Louis Carmontelle, a highly gifted chronicler of his times, was the son of a cobbler and, as an artist, self-taught. A combination of natural talent and mastery of the social graces enabled him to rise to the highest circles of French society. In 1763 he entered the service of the Duc d’Orléans, at whose court he distinguished himself as an organizer of festivities, playwright and portraitist up to the outbreak of the French Revolution. In 1757/58 Carmontelle began to draw portraits, showing great dedication and astonishing skill. For the rest of his life the artist was to execute portraits of personalities he encountered privately, noble patrons and visitors to the court of the duke, including such luminaries as Voltaire, Benjamin Franklin and the young Mozart. His masterly, never banal, portrait drawings offer a visual cross-section of the various social strata of the ancien régime. From an enormous fund of about 750 portrait drawings only six were reproduced as etchings by Carmontelle himself and circulated in a limited edition.

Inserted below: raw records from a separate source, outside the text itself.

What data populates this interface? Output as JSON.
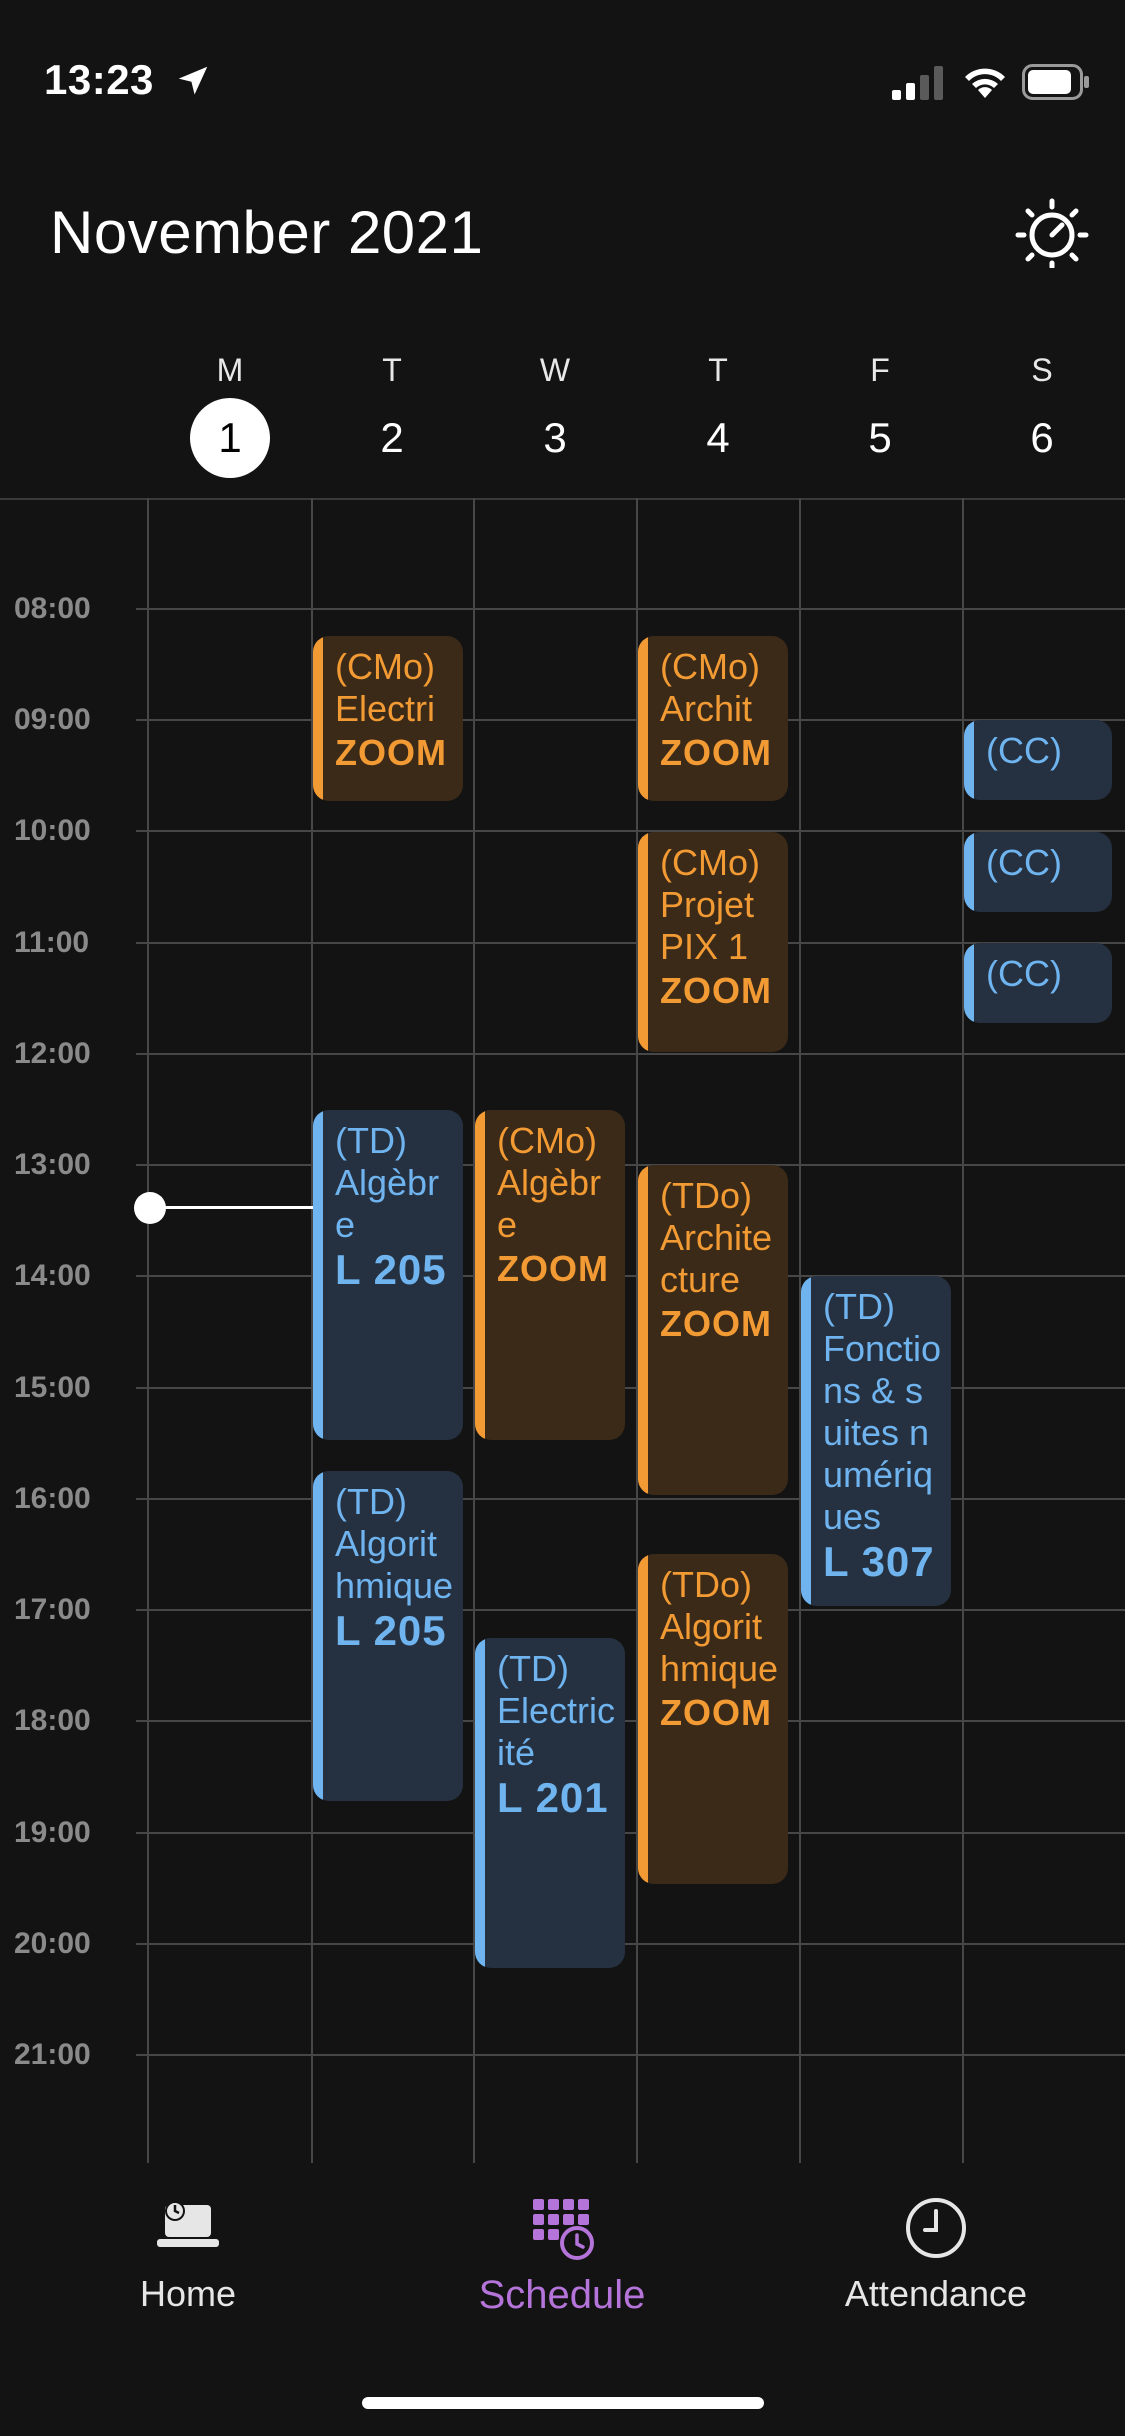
{
  "status_bar": {
    "time": "13:23"
  },
  "header": {
    "month": "November 2021"
  },
  "days": [
    {
      "letter": "M",
      "number": "1",
      "today": true
    },
    {
      "letter": "T",
      "number": "2"
    },
    {
      "letter": "W",
      "number": "3"
    },
    {
      "letter": "T",
      "number": "4"
    },
    {
      "letter": "F",
      "number": "5"
    },
    {
      "letter": "S",
      "number": "6"
    }
  ],
  "time_labels": [
    "08:00",
    "09:00",
    "10:00",
    "11:00",
    "12:00",
    "13:00",
    "14:00",
    "15:00",
    "16:00",
    "17:00",
    "18:00",
    "19:00",
    "20:00",
    "21:00"
  ],
  "events": {
    "tue_cmo_electri": {
      "type": "(CMo)",
      "name": "Electri",
      "room": "ZOOM"
    },
    "thu_cmo_archit": {
      "type": "(CMo)",
      "name": "Archit",
      "room": "ZOOM"
    },
    "sat_cc_1": {
      "type": "(CC)"
    },
    "thu_cmo_projet": {
      "type": "(CMo)",
      "name": "Projet PIX 1",
      "room": "ZOOM"
    },
    "sat_cc_2": {
      "type": "(CC)"
    },
    "sat_cc_3": {
      "type": "(CC)"
    },
    "tue_td_algebre": {
      "type": "(TD)",
      "name": "Algèbre",
      "room": "L 205"
    },
    "wed_cmo_algebre": {
      "type": "(CMo)",
      "name": "Algèbre",
      "room": "ZOOM"
    },
    "thu_tdo_architecture": {
      "type": "(TDo)",
      "name": "Architecture",
      "room": "ZOOM"
    },
    "fri_td_fonctions": {
      "type": "(TD)",
      "name": "Fonctions & suites numériques",
      "room": "L 307"
    },
    "tue_td_algorithmique": {
      "type": "(TD)",
      "name": "Algorithmique",
      "room": "L 205"
    },
    "thu_tdo_algorithmique": {
      "type": "(TDo)",
      "name": "Algorithmique",
      "room": "ZOOM"
    },
    "wed_td_electricite": {
      "type": "(TD)",
      "name": "Electricité",
      "room": "L 201"
    }
  },
  "nav": {
    "home": "Home",
    "schedule": "Schedule",
    "attendance": "Attendance"
  },
  "colors": {
    "cm_accent": "#f29a34",
    "td_accent": "#6fb3ef",
    "active_tab": "#b474d9"
  },
  "icons": [
    "location-arrow-icon",
    "signal-icon",
    "wifi-icon",
    "battery-icon",
    "settings-icon",
    "home-laptop-icon",
    "schedule-calendar-icon",
    "attendance-clock-icon"
  ]
}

The double portrait of the duc d’Orléans and the young Louis-Philippe-Joseph showing father and son in a billiard room also forms part of that small and rare printed oeuvre. At the ducal court Carmontelle was active, among other things, as a lecteur for the young duc de Chartres and thus established a close relationship with both father and son. This seems to be reflected in the intimacy of the sensitively observed scene. The etching, which is distinguished primarily by its subtle technical execution and perceptive characterisation, is commonly regarded as Carmontelle’s finest and most ambitious printed work.
The present impression is possibly of an unrecorded early state, before the inscription “Lat.” in the top right-hand corner. See exhibition catalogue Regency to Empire. French Printmaking 1715–1814, Baltimore-Boston-Minneapolis 1984–85, no. 43, fig. p. 145, impression with inscription. Superb, crisp impression, trimmed to the platemark.